Queensbury resident Jeff Tabor posted a photo on his Facebook page of a gypsy moth caterpillar on a leaf in the Van Dusen Preserve off West Mountain Road with a caption that the “woods in Queensbury are looking a hell of a lot brighter this spring!”
Some readers may have thought he was being sarcastic about the proliferation of the moths this year, but a follow-up phone call revealed he was serious.
The woods are brighter, because the leaf cover in some areas has been decimated.
“And the trails look like somebody mulched it,” he said of the half-eaten fallen leaves.
He said a friend from South Glens Falls had driven north of Warrensburg recently and reported the woods were “almost bare” in spots.
A recent round of golf at Top of the World resort in Lake George revealed that some greens were spotted with hundreds of the caterpillars, crawling around. And while walking through wooded areas, you could hear their droppings falling from the trees like rain.
“The volume we’re seeing I’ve never seen before,” said the course’s gardener, Bryan O’Connor. “Hole number four is literally brown every morning and I’m working from six in the morning to 8:30 at night just doing the greens. There are literally thousands and thousands of them.”
Queensbury Recreation Department officials said they’re struggling with the infestation, too.
“We’ve had a mess at Gurney Lane,” Assistant Director Jennifer Baertschi-France said on Wednesday. “It looks like fall.”
She said the recreation director, Steve Lovering, came back covered in caterpillars after surveying trails recently.
“They were just dropping out of the trees on me and I would try to brush them off and they’d just disintegrate,” he said.
Lovering said Gurney Lane was hardest-hit, with Rush Pond trails a close second. At Gurney Lane they are everywhere.
“They’re not just in the trees, they’re on picnic tables and the ground and in the pool,” he said, adding that the pool opens Thursday. “We had to use a pressure washer in the pool to get them off before we filled it up.”
A person who answered the phone at the state Department of Environmental Conservation office in Warrensburg said she is being inundated with calls about the infestation. People have talked about the feces dropping from the trees as “disgusting.”
DEC Forester Rob Cole went live on Facebook recently to answer questions and detail what he called a cyclical outbreak.
While the gypsy moth has been around in the United States since the mid-1800s, after being brought here to produce silk, we occasionally see outbreaks like this year where some areas suffer mass defoliation.
“Every 10 or 15 years, the population builds and we have an outbreak,” Cole said.
The caterpillars first dine on leafy trees, preferably oaks, he said. But they will also eat leaves on maple, locust, willow and apple trees before settling for needle trees like pine and spruce, he said.
In New York, areas in the Finger Lakes and in Clinton, Warren and Saratoga counties have been particularly hard hit, he said.
Within a month or so, however, healthy trees now defoliated will regrow leaves, and barren sections of forest will again appear healthy, he said.
“The leaf damage is just for now,” he said.

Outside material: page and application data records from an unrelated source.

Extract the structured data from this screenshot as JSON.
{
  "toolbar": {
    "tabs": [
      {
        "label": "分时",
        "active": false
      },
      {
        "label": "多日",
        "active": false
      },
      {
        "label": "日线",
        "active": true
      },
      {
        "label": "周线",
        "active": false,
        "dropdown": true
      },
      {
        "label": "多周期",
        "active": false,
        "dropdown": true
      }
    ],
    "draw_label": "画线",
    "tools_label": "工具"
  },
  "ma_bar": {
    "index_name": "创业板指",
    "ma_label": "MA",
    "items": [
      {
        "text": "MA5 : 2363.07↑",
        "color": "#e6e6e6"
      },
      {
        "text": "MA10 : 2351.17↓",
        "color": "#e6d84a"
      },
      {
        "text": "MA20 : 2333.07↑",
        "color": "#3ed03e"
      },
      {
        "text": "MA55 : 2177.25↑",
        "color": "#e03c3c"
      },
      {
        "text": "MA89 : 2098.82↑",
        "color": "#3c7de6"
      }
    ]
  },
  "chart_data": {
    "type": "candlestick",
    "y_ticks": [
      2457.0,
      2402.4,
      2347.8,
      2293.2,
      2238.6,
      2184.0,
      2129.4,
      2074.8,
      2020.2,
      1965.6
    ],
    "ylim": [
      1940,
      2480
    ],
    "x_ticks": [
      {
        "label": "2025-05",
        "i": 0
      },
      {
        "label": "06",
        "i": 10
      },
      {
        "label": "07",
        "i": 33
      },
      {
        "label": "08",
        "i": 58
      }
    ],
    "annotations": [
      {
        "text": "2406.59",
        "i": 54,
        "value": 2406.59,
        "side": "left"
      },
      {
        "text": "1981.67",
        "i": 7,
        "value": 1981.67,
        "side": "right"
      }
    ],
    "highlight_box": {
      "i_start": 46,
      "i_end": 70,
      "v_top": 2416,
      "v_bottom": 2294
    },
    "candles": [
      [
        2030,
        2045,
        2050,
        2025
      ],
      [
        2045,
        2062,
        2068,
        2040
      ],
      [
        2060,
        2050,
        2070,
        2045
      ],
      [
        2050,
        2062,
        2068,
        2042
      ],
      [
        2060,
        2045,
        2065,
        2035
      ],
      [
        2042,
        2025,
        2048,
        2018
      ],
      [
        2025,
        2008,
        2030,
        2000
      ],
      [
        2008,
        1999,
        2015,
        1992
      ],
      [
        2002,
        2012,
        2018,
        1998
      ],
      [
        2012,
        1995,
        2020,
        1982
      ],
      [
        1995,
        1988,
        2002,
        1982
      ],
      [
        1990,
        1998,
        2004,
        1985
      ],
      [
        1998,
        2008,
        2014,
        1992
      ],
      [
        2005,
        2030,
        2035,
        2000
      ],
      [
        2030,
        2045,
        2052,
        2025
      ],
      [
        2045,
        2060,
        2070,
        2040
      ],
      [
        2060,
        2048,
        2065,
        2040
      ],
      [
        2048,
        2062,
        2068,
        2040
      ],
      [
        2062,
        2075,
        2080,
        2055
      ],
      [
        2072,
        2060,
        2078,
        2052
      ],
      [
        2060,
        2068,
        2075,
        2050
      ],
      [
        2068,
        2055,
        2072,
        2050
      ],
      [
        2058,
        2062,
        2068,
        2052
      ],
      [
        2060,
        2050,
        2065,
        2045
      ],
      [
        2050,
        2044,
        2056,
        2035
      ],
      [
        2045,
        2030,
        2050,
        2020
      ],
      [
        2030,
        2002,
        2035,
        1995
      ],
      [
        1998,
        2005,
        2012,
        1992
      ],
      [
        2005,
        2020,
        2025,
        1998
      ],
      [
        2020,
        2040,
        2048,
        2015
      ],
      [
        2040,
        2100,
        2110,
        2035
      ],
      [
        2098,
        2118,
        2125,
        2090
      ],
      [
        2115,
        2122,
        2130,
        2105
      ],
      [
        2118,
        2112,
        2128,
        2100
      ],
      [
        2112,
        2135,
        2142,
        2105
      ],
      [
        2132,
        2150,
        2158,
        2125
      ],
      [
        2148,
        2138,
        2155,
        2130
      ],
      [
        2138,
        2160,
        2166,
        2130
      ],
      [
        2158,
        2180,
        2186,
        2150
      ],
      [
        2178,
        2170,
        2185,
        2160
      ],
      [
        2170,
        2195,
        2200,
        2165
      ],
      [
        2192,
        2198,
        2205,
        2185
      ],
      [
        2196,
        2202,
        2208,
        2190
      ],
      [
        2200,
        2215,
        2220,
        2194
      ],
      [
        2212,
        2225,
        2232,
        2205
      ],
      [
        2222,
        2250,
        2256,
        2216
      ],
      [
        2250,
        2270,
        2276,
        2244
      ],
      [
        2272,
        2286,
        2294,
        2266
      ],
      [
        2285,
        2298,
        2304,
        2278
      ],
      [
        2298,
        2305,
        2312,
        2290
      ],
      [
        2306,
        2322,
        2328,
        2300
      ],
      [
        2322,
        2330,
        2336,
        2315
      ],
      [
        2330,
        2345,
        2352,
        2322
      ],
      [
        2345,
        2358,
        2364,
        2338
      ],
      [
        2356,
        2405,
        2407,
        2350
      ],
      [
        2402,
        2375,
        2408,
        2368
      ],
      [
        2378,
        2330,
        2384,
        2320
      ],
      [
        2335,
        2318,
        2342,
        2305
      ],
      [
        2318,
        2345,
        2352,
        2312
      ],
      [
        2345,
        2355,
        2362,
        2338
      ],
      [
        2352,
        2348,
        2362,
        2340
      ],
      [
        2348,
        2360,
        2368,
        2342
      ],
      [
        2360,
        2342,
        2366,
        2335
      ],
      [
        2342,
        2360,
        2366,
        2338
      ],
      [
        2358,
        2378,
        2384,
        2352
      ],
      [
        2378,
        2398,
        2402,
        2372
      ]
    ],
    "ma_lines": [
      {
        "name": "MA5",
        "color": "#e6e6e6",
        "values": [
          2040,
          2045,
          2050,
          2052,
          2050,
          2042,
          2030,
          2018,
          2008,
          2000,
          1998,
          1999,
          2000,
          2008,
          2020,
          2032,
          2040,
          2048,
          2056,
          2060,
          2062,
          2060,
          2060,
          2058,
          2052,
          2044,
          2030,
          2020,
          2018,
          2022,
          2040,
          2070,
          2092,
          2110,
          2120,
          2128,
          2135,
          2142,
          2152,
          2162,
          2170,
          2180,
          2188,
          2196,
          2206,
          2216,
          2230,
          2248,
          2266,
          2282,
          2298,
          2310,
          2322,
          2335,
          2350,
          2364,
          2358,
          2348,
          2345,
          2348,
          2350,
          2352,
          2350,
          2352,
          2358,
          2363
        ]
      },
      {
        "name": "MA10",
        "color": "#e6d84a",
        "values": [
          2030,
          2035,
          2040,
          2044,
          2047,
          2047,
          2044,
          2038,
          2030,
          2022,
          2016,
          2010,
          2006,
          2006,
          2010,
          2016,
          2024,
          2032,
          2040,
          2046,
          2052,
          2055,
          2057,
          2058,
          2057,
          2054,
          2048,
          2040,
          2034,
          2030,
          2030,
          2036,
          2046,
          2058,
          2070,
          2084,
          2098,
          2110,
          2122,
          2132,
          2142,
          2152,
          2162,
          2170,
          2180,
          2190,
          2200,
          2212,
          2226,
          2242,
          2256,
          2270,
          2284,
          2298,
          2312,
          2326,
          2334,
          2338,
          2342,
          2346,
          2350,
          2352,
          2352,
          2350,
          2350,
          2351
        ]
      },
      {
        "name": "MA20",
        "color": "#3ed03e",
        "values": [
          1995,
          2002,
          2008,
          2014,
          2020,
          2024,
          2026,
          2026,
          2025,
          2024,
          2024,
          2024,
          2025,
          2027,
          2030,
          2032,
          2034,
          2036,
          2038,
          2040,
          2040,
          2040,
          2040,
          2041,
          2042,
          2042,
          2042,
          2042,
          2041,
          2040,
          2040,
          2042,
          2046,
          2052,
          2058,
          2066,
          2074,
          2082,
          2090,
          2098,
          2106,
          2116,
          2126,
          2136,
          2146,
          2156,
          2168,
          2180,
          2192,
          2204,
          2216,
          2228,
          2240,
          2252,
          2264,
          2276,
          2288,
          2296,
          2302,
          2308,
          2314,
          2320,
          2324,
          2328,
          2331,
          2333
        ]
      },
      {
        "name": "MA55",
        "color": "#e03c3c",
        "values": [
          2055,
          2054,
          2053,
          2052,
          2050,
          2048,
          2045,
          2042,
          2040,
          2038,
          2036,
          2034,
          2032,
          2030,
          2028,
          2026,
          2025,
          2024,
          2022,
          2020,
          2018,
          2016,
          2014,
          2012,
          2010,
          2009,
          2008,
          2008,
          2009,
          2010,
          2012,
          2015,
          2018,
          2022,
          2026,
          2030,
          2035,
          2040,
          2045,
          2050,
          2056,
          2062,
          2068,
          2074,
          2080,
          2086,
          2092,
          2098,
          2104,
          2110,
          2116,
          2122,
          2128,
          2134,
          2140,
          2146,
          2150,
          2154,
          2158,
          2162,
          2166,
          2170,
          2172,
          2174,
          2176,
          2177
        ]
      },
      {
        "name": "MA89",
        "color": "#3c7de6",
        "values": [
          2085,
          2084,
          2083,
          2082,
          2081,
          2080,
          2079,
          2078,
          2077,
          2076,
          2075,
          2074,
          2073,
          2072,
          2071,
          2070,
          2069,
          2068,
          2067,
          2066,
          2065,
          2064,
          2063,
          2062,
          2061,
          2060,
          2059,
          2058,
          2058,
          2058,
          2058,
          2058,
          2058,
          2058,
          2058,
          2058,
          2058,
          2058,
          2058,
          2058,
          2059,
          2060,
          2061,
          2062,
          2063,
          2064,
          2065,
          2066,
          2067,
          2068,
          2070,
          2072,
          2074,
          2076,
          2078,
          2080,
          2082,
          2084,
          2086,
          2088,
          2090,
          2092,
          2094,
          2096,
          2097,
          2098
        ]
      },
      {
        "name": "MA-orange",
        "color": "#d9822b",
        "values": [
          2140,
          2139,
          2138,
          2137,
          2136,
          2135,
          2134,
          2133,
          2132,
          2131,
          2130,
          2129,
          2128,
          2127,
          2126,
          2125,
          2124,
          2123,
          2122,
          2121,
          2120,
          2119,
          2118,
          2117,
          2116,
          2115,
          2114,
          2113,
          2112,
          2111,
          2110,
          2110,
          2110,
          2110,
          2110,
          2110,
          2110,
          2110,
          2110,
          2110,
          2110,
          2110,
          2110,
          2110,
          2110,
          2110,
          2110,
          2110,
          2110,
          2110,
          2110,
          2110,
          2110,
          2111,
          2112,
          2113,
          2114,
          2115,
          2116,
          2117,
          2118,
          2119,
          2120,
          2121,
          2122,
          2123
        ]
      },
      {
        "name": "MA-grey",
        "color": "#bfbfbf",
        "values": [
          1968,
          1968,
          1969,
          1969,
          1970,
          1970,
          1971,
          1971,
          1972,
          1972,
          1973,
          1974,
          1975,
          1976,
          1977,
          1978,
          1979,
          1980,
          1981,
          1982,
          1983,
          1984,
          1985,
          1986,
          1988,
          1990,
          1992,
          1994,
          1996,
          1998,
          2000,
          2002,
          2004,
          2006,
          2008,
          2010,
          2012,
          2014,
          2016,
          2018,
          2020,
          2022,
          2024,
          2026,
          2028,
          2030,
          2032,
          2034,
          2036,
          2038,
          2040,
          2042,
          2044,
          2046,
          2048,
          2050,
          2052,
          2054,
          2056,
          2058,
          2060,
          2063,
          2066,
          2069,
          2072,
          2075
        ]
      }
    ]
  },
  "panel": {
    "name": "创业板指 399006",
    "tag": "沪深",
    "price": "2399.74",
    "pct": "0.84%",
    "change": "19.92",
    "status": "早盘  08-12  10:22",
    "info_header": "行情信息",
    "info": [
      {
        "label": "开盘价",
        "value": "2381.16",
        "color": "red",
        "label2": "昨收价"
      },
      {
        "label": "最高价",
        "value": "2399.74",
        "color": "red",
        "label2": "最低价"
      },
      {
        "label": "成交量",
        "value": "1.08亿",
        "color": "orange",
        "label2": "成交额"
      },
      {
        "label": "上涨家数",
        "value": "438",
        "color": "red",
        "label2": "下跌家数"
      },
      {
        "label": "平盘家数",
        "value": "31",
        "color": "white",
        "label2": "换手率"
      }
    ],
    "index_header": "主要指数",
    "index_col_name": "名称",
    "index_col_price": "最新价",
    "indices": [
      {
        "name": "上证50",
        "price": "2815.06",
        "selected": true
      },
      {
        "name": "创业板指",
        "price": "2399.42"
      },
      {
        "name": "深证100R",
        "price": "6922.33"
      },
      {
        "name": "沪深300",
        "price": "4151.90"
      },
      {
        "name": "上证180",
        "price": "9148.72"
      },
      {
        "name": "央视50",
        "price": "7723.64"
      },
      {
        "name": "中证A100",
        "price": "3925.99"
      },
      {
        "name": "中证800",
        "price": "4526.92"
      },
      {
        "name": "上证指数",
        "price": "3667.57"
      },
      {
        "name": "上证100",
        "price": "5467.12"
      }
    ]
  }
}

Trees that were already not very healthy, however, may not rebound, he said.
As for what homeowners can do to ward them off, Cole said sticky bands around trees can work, as can a turned-over burlap that catches them as they try to climb. Once caught, the caterpillars can be dumped into “hot soapy water” to kill them.
Spraying the caterpillars with hot soapy water is not effective, he said.
“That’s not likely to do anything,” he said.
Aerial spraying can also be effective, but should be done earlier in the spring when the defoliation is just beginning, he said.
Warren County officials have set up a website where residents can report outbreaks, so the county can track hard-hit areas, said county spokesman Don Lehman. He said hundreds of residents have already used the site, and he added that the county has been fielding a lot of calls about the caterpillars.
As for the future, Cole and Warren County Soil and Water Conservation District Manager Jim Lieberum both said it could depend on how wet it is in coming spring seasons.
Naturally occurring bacteria, fungi and viruses can kill off the gypsy moth and are more prevalent in wet springs, they said.
“If we have a dry year, then it will not work as well and we will likely have more damage than we would want. If the recent rains activate the bacterium, then hopefully it will begin the process of killing off the caterpillars,” Lieberum said in a release.
Residents can also buy the bacterium, bacillus thuringiensis, known as BT, but that is most effective early in the spring.
The 61-year-old Tabor, an avid hiker, recalled hiking up Prospect Mountain in Lake George decades ago, while wearing his favorite white hiking shirt, and finding it got covered in goo from the caterpillars all over the trees. His wife wanted him to toss the shirt it was so nasty, he said.